**AIM OF THE EXERCISE:** Could the whole of the data below be written out verbatim?

**ENTRIES PROVIDED:**
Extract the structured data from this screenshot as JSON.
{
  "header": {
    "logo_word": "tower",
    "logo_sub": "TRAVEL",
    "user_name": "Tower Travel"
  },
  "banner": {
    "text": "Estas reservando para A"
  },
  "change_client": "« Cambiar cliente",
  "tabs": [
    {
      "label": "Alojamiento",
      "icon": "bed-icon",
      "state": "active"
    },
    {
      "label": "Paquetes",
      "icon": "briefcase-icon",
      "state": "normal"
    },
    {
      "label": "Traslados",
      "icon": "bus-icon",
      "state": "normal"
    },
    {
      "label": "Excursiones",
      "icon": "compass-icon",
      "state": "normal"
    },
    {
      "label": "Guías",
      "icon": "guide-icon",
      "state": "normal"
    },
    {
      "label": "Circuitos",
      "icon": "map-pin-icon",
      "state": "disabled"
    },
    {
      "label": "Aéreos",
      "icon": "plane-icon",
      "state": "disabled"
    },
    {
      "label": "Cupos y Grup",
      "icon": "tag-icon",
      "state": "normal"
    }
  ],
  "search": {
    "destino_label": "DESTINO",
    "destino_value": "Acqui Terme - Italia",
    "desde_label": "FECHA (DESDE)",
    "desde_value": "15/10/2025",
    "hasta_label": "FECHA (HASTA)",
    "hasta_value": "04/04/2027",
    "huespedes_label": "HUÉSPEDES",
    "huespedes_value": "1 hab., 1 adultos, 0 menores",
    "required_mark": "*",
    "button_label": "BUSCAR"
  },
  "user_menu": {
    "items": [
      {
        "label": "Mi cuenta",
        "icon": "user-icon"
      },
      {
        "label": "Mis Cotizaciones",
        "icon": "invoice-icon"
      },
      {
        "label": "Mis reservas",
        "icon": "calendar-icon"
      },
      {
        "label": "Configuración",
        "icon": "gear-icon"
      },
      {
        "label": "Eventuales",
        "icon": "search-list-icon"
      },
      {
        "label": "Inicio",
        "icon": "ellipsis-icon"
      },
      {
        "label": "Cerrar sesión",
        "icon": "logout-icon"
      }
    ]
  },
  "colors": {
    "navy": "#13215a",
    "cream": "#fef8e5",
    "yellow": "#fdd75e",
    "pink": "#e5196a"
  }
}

**SOLUTION FOR THIS EXERCISE:**
Extract the structured data from this screenshot as JSON.
{
  "header": {
    "logo_word": "tower",
    "logo_sub": "TRAVEL",
    "user_name": "Tower Travel"
  },
  "banner": {
    "text": "Estas reservando para A"
  },
  "change_client": "« Cambiar cliente",
  "tabs": [
    {
      "label": "Alojamiento",
      "icon": "bed-icon",
      "state": "active"
    },
    {
      "label": "Paquetes",
      "icon": "briefcase-icon",
      "state": "normal"
    },
    {
      "label": "Traslados",
      "icon": "bus-icon",
      "state": "normal"
    },
    {
      "label": "Excursiones",
      "icon": "compass-icon",
      "state": "normal"
    },
    {
      "label": "Guías",
      "icon": "guide-icon",
      "state": "normal"
    },
    {
      "label": "Circuitos",
      "icon": "map-pin-icon",
      "state": "disabled"
    },
    {
      "label": "Aéreos",
      "icon": "plane-icon",
      "state": "disabled"
    },
    {
      "label": "Cupos y Grup",
      "icon": "tag-icon",
      "state": "normal"
    }
  ],
  "search": {
    "destino_label": "DESTINO",
    "destino_value": "Acqui Terme - Italia",
    "desde_label": "FECHA (DESDE)",
    "desde_value": "15/10/2025",
    "hasta_label": "FECHA (HASTA)",
    "hasta_value": "04/04/2027",
    "huespedes_label": "HUÉSPEDES",
    "huespedes_value": "1 hab., 1 adultos, 0 menores",
    "required_mark": "*",
    "button_label": "BUSCAR"
  },
  "user_menu": {
    "items": [
      {
        "label": "Mi cuenta",
        "icon": "user-icon"
      },
      {
        "label": "Mis Cotizaciones",
        "icon": "invoice-icon"
      },
      {
        "label": "Mis reservas",
        "icon": "calendar-icon"
      },
      {
        "label": "Configuración",
        "icon": "gear-icon"
      },
      {
        "label": "Eventuales",
        "icon": "search-list-icon"
      },
      {
        "label": "Inicio",
        "icon": "ellipsis-icon"
      },
      {
        "label": "Cerrar sesión",
        "icon": "logout-icon"
      }
    ]
  },
  "colors": {
    "navy": "#13215a",
    "cream": "#fef8e5",
    "yellow": "#fdd75e",
    "pink": "#e5196a"
  }
}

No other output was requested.